The details of any Kyoto-2 treaty are still in embryonic form, and will in all probability have barely progressed to the foetal stage before the big UN climate forum in Bali at the end of the year, to which Vienna was the official prelude.
If you will permit a mixed liquids metaphor, the alphabet soup appears to be muddying the waters.
"There was a reluctance among many parties to go into too much detail and a reluctance to commit until the events of the next few months, the various conversations in different fora, have taken place," observes Ms Ledford-Anderson.
But on the biggest issue - a new set of emissions targets for when the current set expires in 2012 - something of a consensus did emerge at Vienna, to many observers' surprise.
The aspiration that developed countries should aim to cut their emissions by 25-40% by 2020 is far from a deal, but it already looks very different from the Apec/Asia-Pacific Partnership/Bush vision.
So how should we judge all these different fora, philosophies and processes?
"We should keep our eyes on the big picture, and the big picture is the level of ambition," suggests John Ashton, emphasising that the Vienna targets derive from the scientific necessity to cut emissions as determined by the IPCC.
"At the moment, (the US and Australian initiatives) are not ambitious enough - but they're not unique in that, the problem we all face is how we bridge the gap between where we are now and where we need to get."
Environment protestors have been prominent at the Apec venue
There is no doubt that climate politics is entering a complex phase. No longer is it the case that nations are either for Kyoto or against it; Japan, for example, is for Kyoto, and yet also for the Asia-Pacific Partnership which comes with a very different level of ambition.
And no longer are the arguments just about cutting emissions. Funds for adaptation, clean technology rollout, and financing mechanisms are considered by many of the players, certainly by the developing world's superpowers.

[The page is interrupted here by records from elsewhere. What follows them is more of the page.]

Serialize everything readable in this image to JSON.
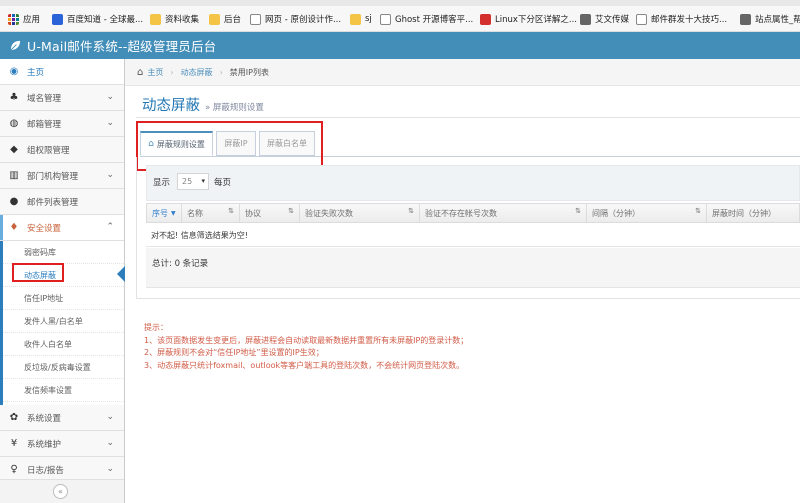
{
  "bookmarks": [
    {
      "label": "应用",
      "icon": "apps-grid-icon"
    },
    {
      "label": "百度知道 - 全球最...",
      "icon": "baidu-paw-icon"
    },
    {
      "label": "资料收集",
      "icon": "folder-icon"
    },
    {
      "label": "后台",
      "icon": "folder-icon"
    },
    {
      "label": "网页 - 原创设计作...",
      "icon": "page-icon"
    },
    {
      "label": "sj",
      "icon": "folder-icon"
    },
    {
      "label": "Ghost 开源博客平...",
      "icon": "ghost-icon"
    },
    {
      "label": "Linux下分区详解之...",
      "icon": "csdn-icon"
    },
    {
      "label": "艾文传媒",
      "icon": "gear-icon"
    },
    {
      "label": "邮件群发十大技巧...",
      "icon": "page-icon"
    },
    {
      "label": "站点属性_帮",
      "icon": "gear-icon"
    }
  ],
  "header": {
    "title": "U-Mail邮件系统--超级管理员后台",
    "color": "#438eb9"
  },
  "sidebar": {
    "items": [
      {
        "label": "主页",
        "icon": "dashboard-icon",
        "glyph": "◉"
      },
      {
        "label": "域名管理",
        "icon": "sitemap-icon",
        "glyph": "♣"
      },
      {
        "label": "邮箱管理",
        "icon": "globe-icon",
        "glyph": "◍"
      },
      {
        "label": "组权限管理",
        "icon": "tags-icon",
        "glyph": "◆"
      },
      {
        "label": "部门机构管理",
        "icon": "bar-chart-icon",
        "glyph": "▥"
      },
      {
        "label": "邮件列表管理",
        "icon": "user-icon",
        "glyph": "●"
      },
      {
        "label": "安全设置",
        "icon": "shield-icon",
        "glyph": "♦"
      }
    ],
    "submenu": [
      {
        "label": "弱密码库"
      },
      {
        "label": "动态屏蔽"
      },
      {
        "label": "信任IP地址"
      },
      {
        "label": "发件人黑/白名单"
      },
      {
        "label": "收件人白名单"
      },
      {
        "label": "反垃圾/反病毒设置"
      },
      {
        "label": "发信频率设置"
      }
    ],
    "bottom_items": [
      {
        "label": "系统设置",
        "icon": "cog-icon",
        "glyph": "✿"
      },
      {
        "label": "系统维护",
        "icon": "yen-icon",
        "glyph": "¥"
      },
      {
        "label": "日志/报告",
        "icon": "bulb-icon",
        "glyph": "♀"
      }
    ],
    "collapse_glyph": "«"
  },
  "breadcrumb": {
    "home": "主页",
    "section": "动态屏蔽",
    "current": "禁用IP列表"
  },
  "page": {
    "title": "动态屏蔽",
    "subtitle": "» 屏蔽规则设置"
  },
  "tabs": [
    {
      "label": "屏蔽规则设置",
      "active": true
    },
    {
      "label": "屏蔽IP",
      "active": false
    },
    {
      "label": "屏蔽白名单",
      "active": false
    }
  ],
  "toolbar": {
    "show_label": "显示",
    "page_size": "25",
    "per_page_label": "每页"
  },
  "table": {
    "columns": [
      "序号",
      "名称",
      "协议",
      "验证失败次数",
      "验证不存在帐号次数",
      "间隔（分钟）",
      "屏蔽时间（分钟）"
    ],
    "empty_message": "对不起! 信息筛选结果为空!",
    "total": "总计: 0 条记录"
  },
  "tips": {
    "title": "提示：",
    "lines": [
      "1、该页面数据发生变更后，屏蔽进程会自动读取最新数据并重置所有未屏蔽IP的登录计数；",
      "2、屏蔽规则不会对“信任IP地址”里设置的IP生效；",
      "3、动态屏蔽只统计foxmail、outlook等客户端工具的登陆次数，不会统计网页登陆次数。"
    ]
  }
}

Energy security, leverage, avoided deforestation, sequestration... the list is almost as long as Angela Merkel's climate travel itinerary.
But amidst these swirling, evanescent mists it is possible to discern two familiar philosophical pillars.
In one, governments commit to common policies based on the science which, rightly or wrongly, they have endorsed through their membership of the IPCC, and which the Stern Review has declared affordable.
In the other, they subject business-as-usual to only slight voluntary curtailments that will not distort its basic high-carbon shape.
Both have high-profile, powerful backers. The myriad conversations, processes and journeys of the next four months should tell us much about which is likely to prove dominant.